I grew up hearing about loud noises and sudden appearances of quiet folks who "scared the piewadden" out of others. Then one day years ago, I'd dropped in to pick my son up from third grade, when I heard a little girl demand, "Alex! What's a piewadden?"

The answer? I haven't the slightest, though it seems to be a substance that bursts out of frightened people.

I have on my desk a lovely book titled Informal English by Jeffrey Kacirk. I'm not certain it's much use when determining what a particular character, with a particular background would say in a given situation, but it's still great fun for browsing.

You do browse dictionaries for fun, right?

Here are a few that I like:

box of teeth: an accordion.

happifying: making happy.

Mississippi marbles: dice.

Jump in, please. Tell us the turns of phrases you hold nearest your heart.

We'd love to hear what flips your switch.


Elizabeth McKenzie said...

You're kidding. I won something? I'm sorry, I've been . . . well, busy and apparently remiss. I apologize. How can I get my address to you?

Elizabeth McKenzie said...

Your contact button doesn't work.

Kathleen Popa said...

Elizabeth, mail your address to novelmatters at gmail dot com. So glad we found you, and so thrilled you won!

Janet said...

I like the word kerfuffle. And a whole pile of other words that staunchly refuse to spring to mind now that you're asking for them.

Patti Hill said...

I was born in hog country. We'd be driving along, windows down, wind whipping our hair into our faces, and like walking into a post the air turned fetid. My mother would yell out, "OOH-WHEE! Fresh strawberries!"

I have no idea where she got the saying, but whenever I smell something,well, richly organic, I think of that saying. And strawberries come to mind. This is a good thing.

Later, when I was forbidden to swear, my friend and I came up with "Oh, fudge bunnies!" as a substitute. Still use it on occasion.

Janet, how do you use kerfuffle?

Janet said...

A kerfuffle is a state of noisy confusion, an uproar, a commotion.

There was quite a kerfuffle when Sally told her family of her intention to marry George.

Kathleen Popa said...

Oh Janet, yes, "kerfufle" is one of my husband's words. He has a lot of them, and like you, when I try to remember, I can't. Maybe I should just set him down and say, "Go on: talk."

But it reminds me of a couple more favorites: Try "fisty-cuffs." Sort of makes a fight sound like fun, don't you think?

Another favorite is "kahoots," to signify that someone is conspiring, "in kahoots" with someone else.

Janet said...

Those aren't perfectly normal words? I'm flabbergasted. Gobsmacked. To the point of having a conniption.

Latayne C. Scott said...

Part of my novel Latter-day Cipher takes place in Tennessee, the protagonist's home state.
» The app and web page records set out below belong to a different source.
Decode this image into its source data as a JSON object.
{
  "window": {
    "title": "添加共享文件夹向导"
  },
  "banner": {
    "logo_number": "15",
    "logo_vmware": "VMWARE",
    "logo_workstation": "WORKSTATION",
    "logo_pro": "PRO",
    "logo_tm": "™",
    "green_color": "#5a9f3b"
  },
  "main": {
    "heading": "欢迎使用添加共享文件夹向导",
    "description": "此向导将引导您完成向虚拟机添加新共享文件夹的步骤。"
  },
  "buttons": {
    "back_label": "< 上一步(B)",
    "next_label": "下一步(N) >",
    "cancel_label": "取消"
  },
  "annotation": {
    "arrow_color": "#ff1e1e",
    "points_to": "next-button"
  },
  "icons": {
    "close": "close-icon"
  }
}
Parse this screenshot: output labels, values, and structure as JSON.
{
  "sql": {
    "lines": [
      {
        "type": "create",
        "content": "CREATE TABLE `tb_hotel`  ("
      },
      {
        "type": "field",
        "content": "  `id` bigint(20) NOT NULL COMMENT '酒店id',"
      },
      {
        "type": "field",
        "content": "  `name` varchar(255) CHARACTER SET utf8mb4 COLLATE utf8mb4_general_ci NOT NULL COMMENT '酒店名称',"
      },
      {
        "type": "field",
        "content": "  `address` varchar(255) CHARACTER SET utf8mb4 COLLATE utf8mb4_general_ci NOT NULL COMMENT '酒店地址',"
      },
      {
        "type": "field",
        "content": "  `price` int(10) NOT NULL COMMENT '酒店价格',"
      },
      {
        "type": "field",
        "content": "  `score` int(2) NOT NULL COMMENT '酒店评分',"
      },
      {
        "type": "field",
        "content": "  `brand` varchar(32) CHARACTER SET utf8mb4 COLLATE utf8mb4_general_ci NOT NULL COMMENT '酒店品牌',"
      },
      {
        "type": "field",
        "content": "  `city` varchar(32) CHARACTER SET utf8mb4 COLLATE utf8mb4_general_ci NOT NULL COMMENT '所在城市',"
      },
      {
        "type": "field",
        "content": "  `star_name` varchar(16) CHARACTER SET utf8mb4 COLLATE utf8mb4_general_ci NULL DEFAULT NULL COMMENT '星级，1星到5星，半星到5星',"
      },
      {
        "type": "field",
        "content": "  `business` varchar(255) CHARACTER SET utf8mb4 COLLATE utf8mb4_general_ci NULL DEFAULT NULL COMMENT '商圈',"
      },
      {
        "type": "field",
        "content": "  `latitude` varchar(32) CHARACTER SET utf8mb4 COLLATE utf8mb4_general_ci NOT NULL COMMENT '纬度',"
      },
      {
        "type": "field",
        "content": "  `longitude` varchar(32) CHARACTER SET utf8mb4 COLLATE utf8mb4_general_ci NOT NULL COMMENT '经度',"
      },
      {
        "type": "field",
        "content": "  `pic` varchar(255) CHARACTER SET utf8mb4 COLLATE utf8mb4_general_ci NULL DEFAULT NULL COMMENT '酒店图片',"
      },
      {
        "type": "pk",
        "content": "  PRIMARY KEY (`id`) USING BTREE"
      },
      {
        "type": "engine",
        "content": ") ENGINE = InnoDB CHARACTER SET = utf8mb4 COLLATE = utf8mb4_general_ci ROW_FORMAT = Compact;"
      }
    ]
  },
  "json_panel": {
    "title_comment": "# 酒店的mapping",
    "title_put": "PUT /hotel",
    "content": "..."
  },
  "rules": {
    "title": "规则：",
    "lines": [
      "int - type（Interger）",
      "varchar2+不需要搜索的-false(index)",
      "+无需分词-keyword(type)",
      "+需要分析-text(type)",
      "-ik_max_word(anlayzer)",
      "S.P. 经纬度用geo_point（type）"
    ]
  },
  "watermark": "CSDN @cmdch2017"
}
I had a ball choosing great phrases from there, familiar to me because both my husband and my parents grew up in west Tennessee.

Many of those phrases didn't survive the editorial process. Others which never made it into the manuscript were ones I couldn't find any written verification for. For instance, my husband's mom called stupid people something that sounded like "stornadel apes" or "stornadel idiots." Anybody ever heard that phrase?


Latayne C Scott

Unknown said...

My editor e-mailed me the other day with a favorite sentence from my current work (won't see light of day until next June!) - she loved:

"I followed at a rabbit's pace, nattering--yes, nattering like a jackhammer"

She and a friend are challenging each other on who can use the word "nattering" the best in their facebook status. :)

Being Canadian, I've noticed several small, but interesting differences between what is normal usage of words and what is considered "different" in the US.

My agent laughs at my referring to my children as "gaffers", and I recently noted on an interview an idea of mine that went into the "dustbin" - it was rubbish!

I enjoy fun "new" or less used words as long as the meaning is clear through context.